Indeed, “there are numerous studies that show beetroot, delivered acutely as a juice supplement or in bread, significantly reduces systolic and diastolic blood pressure.”
Healthline notes: “Interestingly, beetroot supplements have been shown to reduce blood pressure in people with and without high blood pressure.”
For example, the site says that a review of 11 studies revealed that beetroot juice lowered blood pressure levels in people with and without this condition.
Research suggests that there are often other effective steps that people can take to lower high blood pressure.
The NHS says you may also need to reduce the amount of salt you eat and cut back on alcohol, if you have high blood pressure.
It adds that you may need to consider eating a low-fat, balanced diet – including plenty of fresh fruit and vegetables.
It may also be a good idea to drink less caffeine and stop smoking.
PHE suggests that half the adult population in England do not know what their blood pressure reading is.
The only way to find out if your blood pressure is high is to have your blood pressure checked.
NICE recommends that people get their blood pressure checked at least once every five years, and more frequently for people with high to normal blood pressure.
The NHS Health Check, for adults in England aged 40 to 74, is an opportunity for patients to receive regular blood pressure measures. Those who are eligible are invited once every five years.
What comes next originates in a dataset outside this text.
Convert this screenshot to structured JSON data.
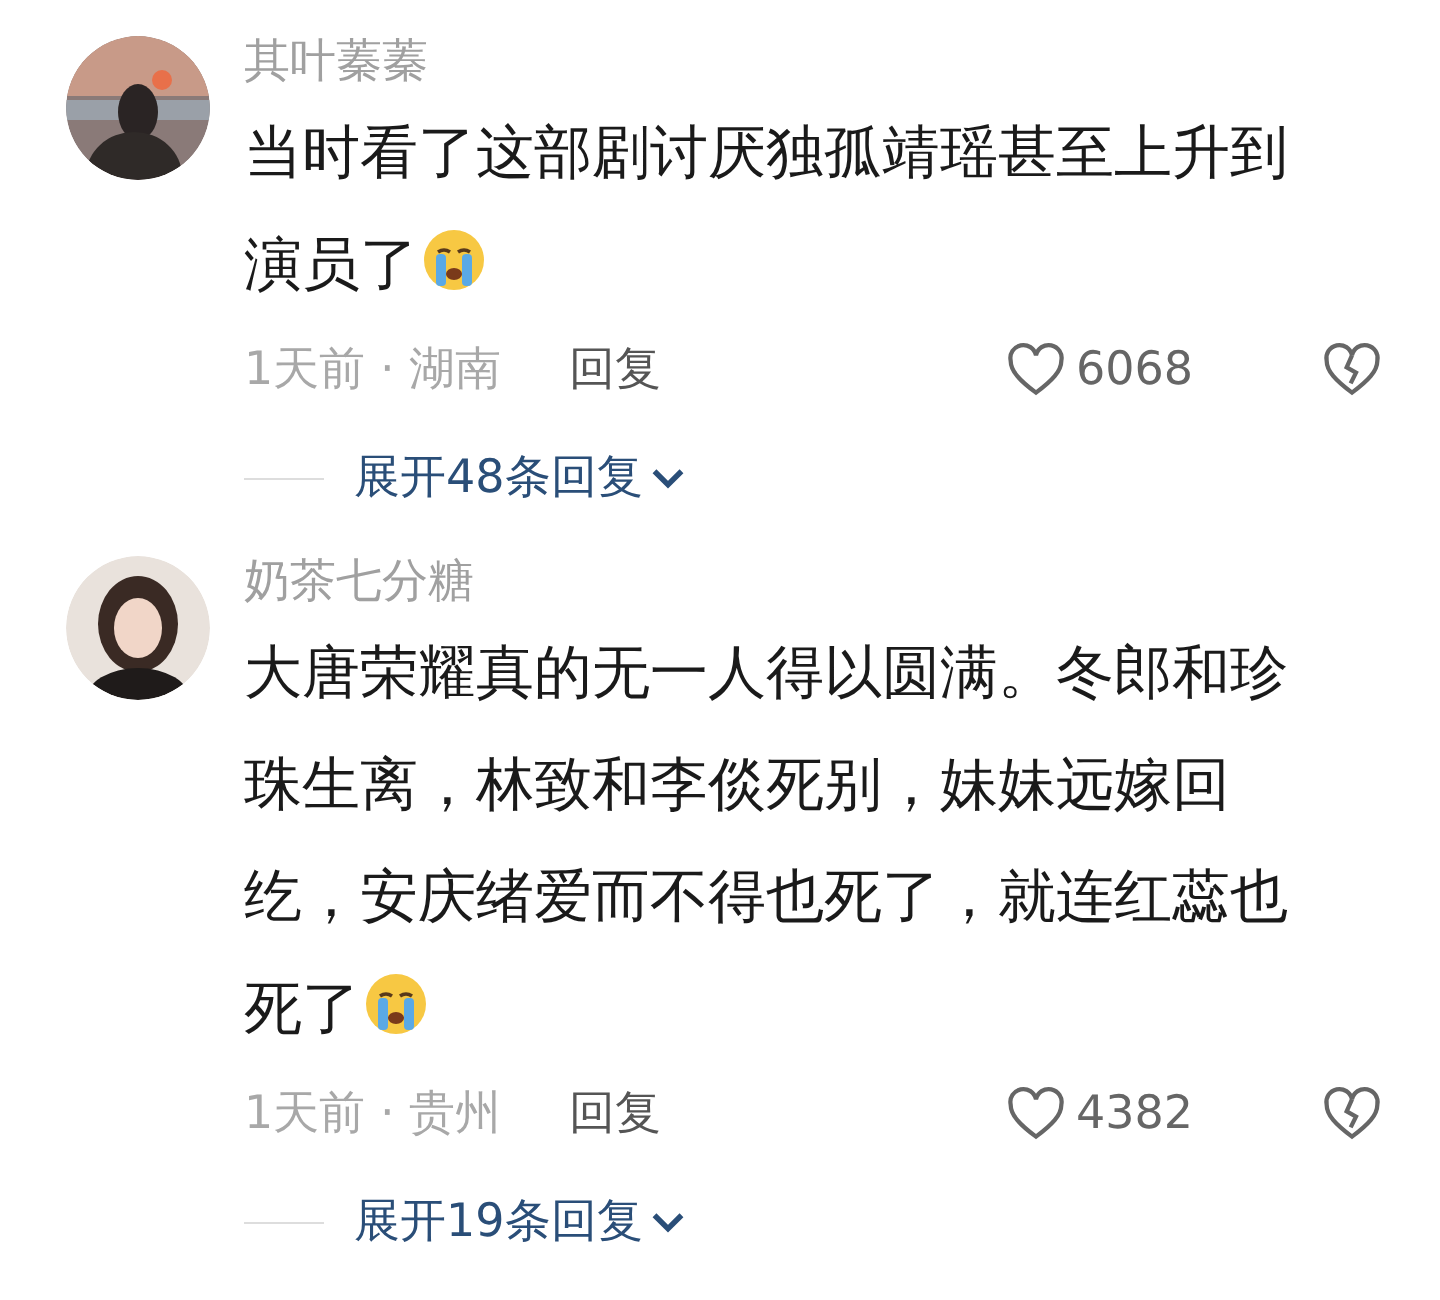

The NHS says: “Blood pressure readings between 120/80mmHg and 140/90mmHg could mean you’re at risk of developing high blood pressure if you do not take steps to keep your blood pressure under control.”
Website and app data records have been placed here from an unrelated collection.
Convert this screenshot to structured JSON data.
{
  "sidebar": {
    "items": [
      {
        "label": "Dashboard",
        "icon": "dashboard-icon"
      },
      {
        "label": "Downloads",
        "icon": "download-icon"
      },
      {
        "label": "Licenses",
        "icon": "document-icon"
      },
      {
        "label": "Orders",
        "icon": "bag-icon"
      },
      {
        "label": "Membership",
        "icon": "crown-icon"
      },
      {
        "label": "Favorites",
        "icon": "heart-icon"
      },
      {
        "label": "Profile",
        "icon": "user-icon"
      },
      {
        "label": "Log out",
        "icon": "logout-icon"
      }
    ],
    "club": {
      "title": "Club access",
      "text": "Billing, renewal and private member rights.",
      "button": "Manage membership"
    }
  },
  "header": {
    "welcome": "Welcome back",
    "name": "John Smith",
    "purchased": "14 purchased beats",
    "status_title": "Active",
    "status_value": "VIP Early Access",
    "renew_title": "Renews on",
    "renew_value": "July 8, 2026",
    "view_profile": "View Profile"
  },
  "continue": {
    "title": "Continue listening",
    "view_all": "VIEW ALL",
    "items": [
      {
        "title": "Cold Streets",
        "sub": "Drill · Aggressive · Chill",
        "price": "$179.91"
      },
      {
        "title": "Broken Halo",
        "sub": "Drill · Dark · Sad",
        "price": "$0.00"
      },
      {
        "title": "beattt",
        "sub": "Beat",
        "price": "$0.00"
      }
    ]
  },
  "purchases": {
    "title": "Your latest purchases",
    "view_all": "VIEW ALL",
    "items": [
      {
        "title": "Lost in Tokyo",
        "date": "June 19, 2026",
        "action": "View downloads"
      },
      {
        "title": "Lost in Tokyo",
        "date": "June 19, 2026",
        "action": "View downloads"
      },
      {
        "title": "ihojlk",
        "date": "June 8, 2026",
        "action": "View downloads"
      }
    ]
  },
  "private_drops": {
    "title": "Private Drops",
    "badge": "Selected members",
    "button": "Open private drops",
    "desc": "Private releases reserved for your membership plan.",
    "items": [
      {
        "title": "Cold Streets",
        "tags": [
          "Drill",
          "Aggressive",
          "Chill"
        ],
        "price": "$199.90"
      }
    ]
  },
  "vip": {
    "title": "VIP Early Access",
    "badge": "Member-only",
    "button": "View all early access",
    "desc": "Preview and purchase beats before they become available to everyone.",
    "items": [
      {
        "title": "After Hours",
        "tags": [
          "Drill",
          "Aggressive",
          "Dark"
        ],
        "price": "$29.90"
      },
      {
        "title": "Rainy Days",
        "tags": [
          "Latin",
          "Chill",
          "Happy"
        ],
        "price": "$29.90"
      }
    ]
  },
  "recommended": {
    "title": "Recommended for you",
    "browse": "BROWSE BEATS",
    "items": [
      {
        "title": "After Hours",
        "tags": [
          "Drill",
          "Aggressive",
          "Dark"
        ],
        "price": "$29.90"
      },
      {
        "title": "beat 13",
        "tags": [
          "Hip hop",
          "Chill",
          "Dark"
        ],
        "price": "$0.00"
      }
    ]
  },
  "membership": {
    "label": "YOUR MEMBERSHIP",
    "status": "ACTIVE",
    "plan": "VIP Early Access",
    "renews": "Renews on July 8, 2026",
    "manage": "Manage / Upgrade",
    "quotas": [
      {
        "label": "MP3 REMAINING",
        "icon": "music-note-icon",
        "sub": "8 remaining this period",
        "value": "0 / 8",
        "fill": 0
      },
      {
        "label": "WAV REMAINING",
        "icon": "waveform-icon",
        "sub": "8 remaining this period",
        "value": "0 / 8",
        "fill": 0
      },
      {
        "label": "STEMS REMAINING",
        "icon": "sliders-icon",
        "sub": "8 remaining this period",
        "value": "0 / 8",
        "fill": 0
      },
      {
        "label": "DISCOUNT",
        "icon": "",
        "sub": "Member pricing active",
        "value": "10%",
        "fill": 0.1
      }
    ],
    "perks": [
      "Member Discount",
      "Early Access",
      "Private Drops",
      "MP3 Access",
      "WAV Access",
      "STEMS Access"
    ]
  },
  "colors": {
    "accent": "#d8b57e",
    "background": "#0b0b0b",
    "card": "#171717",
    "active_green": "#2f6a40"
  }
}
Nonetheless, having a raised blood pressure reading in one test does not necessarily mean you have high blood pressure, as blood pressure can fluctuate throughout the day.
Some people with high blood pressure may also need to take one or more medicines to stop their blood pressure getting too high.
High blood pressure, or hypertension, increases your risk of serious problems such as heart attacks and strokes, if left untreated.